The word "Menu" marks the lines to copy; find all of them in the entries below.

○ ○ ○ ○ ○ ○ ○

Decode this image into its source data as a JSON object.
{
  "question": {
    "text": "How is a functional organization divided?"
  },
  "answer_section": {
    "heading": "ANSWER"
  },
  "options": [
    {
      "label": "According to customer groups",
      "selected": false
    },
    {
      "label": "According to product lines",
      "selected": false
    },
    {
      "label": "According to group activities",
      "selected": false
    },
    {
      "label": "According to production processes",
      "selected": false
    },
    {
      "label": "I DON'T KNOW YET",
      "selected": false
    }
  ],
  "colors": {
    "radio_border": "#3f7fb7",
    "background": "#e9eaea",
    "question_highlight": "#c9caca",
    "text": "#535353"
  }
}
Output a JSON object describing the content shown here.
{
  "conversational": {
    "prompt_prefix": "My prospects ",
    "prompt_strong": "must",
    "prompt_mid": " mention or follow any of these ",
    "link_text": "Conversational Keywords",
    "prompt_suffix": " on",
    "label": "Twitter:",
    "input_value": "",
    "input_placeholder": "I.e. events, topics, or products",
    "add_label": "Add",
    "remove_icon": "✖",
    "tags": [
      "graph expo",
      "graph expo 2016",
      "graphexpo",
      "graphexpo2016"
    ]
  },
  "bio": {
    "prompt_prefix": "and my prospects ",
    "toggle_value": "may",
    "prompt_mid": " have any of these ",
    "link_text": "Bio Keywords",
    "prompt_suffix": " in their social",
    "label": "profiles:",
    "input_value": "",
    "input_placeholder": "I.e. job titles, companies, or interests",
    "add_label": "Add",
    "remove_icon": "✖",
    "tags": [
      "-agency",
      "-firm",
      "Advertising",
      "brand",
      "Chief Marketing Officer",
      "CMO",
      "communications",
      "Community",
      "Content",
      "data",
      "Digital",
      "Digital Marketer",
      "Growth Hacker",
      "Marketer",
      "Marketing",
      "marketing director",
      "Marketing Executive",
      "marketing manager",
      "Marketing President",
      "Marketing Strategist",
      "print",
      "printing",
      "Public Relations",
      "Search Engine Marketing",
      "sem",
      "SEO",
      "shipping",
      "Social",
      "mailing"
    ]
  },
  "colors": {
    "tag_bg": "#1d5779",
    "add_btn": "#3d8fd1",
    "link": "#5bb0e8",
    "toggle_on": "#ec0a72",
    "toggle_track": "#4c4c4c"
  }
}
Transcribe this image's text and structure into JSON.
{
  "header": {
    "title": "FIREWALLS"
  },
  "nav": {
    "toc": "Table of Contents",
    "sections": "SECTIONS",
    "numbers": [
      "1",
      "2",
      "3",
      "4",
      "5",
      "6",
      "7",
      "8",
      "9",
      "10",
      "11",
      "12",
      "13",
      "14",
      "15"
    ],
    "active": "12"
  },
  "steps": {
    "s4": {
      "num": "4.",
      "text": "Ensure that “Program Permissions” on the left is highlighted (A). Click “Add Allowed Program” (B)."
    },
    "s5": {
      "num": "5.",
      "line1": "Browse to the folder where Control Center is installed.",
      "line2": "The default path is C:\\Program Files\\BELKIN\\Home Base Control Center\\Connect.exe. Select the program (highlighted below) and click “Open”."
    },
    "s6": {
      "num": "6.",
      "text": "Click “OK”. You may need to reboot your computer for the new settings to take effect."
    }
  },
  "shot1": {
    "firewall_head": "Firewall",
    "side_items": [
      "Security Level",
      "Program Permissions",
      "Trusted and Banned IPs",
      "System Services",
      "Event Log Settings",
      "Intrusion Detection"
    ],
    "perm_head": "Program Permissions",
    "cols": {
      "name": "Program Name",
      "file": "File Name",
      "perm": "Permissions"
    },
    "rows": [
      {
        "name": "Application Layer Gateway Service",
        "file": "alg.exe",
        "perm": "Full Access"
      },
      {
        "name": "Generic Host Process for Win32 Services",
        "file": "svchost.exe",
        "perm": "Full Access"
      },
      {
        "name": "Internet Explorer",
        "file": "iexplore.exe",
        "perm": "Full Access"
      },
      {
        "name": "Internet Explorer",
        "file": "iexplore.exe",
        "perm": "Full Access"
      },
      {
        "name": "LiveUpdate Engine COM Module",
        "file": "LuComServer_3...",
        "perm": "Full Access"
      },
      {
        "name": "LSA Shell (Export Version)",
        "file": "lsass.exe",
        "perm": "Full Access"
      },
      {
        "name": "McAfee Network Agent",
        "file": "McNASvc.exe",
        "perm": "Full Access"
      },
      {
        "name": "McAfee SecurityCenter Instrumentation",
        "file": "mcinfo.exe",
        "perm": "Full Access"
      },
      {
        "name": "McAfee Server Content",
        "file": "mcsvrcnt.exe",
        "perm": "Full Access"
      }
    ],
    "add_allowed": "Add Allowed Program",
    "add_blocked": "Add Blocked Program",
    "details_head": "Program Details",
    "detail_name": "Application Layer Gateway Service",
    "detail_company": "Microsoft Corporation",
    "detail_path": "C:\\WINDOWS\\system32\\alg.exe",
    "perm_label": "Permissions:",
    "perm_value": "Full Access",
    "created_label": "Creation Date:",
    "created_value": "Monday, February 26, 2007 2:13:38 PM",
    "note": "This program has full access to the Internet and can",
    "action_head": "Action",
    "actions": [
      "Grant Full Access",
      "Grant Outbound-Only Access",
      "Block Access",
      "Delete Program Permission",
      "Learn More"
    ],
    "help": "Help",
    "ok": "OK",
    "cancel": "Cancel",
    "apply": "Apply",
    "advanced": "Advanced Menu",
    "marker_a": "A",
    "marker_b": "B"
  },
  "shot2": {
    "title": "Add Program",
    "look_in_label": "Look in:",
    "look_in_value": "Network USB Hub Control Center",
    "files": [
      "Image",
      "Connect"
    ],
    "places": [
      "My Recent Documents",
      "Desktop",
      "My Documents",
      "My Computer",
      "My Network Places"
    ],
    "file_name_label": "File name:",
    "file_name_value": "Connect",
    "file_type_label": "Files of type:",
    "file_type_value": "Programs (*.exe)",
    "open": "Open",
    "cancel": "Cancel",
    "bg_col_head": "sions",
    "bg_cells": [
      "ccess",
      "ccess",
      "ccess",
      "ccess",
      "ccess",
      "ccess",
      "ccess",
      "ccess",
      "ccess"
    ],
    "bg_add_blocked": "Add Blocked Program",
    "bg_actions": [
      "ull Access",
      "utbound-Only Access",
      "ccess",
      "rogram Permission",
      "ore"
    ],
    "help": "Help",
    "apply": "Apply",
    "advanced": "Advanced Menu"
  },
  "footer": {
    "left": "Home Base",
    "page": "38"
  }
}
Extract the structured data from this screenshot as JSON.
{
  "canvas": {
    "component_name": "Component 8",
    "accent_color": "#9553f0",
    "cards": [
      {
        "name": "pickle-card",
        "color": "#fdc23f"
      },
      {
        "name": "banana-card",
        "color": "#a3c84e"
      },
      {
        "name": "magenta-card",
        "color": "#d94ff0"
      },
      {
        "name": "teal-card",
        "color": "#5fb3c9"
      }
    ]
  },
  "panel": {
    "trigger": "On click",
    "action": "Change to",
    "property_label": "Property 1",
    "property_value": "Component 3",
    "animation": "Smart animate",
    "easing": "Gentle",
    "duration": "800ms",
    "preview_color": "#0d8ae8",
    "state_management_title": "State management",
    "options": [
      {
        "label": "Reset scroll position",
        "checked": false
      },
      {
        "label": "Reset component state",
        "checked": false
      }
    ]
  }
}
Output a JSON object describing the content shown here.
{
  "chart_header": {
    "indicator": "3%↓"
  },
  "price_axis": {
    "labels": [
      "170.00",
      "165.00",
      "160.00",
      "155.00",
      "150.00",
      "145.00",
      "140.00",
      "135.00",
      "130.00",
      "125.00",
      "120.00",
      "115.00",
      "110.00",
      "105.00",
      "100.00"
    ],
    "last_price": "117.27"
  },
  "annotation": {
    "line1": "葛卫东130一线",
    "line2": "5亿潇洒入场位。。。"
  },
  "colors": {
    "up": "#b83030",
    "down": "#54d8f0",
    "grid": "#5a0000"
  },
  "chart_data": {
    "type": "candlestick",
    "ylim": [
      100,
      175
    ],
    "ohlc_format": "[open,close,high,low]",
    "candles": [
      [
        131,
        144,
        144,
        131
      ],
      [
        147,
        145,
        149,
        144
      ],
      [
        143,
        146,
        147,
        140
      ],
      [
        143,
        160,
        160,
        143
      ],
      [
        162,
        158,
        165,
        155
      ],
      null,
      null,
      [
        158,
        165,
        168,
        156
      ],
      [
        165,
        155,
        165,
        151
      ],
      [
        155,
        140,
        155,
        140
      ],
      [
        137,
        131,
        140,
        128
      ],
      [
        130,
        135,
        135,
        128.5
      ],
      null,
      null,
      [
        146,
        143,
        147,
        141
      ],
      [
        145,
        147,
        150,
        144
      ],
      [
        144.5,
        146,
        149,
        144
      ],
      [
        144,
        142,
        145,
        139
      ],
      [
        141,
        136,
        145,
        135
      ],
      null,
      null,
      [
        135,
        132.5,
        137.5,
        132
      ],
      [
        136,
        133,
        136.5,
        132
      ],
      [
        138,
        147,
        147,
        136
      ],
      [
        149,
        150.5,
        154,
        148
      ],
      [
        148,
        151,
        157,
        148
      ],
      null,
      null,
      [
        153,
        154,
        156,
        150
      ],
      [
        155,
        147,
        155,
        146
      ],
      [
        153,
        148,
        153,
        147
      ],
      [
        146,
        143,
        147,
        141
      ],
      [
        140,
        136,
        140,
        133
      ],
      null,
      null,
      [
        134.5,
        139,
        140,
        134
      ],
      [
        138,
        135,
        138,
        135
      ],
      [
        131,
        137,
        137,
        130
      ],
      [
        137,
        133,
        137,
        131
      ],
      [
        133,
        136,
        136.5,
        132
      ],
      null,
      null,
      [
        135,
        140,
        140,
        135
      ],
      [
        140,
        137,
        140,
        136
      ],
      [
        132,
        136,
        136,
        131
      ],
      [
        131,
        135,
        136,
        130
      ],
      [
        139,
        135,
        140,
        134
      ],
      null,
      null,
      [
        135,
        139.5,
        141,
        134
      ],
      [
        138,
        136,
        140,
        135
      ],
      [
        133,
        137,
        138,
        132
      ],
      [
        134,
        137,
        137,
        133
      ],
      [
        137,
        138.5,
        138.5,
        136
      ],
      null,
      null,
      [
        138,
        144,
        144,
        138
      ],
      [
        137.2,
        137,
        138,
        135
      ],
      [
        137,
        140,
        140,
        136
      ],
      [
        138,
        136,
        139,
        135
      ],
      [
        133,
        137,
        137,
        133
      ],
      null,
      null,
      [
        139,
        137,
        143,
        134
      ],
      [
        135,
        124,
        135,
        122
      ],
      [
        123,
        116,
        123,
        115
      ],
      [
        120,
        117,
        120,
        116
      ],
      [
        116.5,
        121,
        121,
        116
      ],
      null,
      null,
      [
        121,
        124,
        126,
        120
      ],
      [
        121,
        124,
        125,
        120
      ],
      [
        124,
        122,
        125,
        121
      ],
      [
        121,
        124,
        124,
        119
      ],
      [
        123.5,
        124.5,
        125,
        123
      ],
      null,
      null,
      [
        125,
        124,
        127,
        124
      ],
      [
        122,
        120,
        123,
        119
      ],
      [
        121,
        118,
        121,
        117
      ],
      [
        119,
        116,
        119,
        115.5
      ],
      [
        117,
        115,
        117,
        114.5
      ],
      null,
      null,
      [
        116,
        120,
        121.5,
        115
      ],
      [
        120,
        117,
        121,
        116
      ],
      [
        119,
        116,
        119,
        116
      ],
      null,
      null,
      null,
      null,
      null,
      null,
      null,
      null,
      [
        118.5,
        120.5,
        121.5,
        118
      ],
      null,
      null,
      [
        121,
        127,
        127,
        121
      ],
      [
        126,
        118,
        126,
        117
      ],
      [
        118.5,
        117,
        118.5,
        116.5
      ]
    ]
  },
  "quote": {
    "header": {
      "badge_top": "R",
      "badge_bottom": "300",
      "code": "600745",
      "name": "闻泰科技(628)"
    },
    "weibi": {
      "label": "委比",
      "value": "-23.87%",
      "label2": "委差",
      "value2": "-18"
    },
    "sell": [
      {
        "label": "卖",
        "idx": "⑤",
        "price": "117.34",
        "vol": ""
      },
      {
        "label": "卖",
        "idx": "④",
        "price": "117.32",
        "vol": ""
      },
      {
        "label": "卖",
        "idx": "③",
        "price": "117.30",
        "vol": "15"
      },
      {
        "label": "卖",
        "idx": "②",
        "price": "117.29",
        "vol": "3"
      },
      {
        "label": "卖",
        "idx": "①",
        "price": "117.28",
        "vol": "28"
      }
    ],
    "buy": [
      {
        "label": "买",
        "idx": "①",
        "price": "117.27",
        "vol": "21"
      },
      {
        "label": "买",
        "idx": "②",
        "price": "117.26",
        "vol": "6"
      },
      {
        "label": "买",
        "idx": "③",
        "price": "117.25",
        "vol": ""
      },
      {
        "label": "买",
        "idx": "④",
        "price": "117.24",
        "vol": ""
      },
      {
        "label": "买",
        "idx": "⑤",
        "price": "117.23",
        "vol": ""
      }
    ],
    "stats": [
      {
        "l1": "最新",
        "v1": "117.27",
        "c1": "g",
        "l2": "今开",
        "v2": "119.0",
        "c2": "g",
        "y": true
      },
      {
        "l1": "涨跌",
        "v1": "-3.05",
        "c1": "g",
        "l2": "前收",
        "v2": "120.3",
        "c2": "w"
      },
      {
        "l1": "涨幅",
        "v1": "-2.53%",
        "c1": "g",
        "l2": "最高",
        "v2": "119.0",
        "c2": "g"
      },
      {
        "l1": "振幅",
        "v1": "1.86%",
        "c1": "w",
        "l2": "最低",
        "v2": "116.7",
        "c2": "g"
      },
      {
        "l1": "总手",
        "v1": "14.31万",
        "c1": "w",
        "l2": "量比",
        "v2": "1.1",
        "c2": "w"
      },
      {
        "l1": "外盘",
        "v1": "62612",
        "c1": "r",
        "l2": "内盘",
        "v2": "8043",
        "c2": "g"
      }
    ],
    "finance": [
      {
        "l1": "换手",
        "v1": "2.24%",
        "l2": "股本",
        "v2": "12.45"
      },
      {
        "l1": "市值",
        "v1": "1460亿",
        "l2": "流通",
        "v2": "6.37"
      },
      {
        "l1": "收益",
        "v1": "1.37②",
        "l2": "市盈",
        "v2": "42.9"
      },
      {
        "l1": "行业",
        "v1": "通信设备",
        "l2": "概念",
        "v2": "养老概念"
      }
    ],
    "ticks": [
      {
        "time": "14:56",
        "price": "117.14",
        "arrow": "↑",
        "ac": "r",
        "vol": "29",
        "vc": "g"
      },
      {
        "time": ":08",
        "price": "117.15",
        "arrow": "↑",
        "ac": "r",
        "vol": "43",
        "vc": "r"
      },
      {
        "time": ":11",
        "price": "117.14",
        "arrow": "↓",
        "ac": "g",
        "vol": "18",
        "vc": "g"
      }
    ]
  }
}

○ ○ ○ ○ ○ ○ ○

__Task result__:
    "advanced": "Advanced Menu",
    "advanced": "Advanced Menu"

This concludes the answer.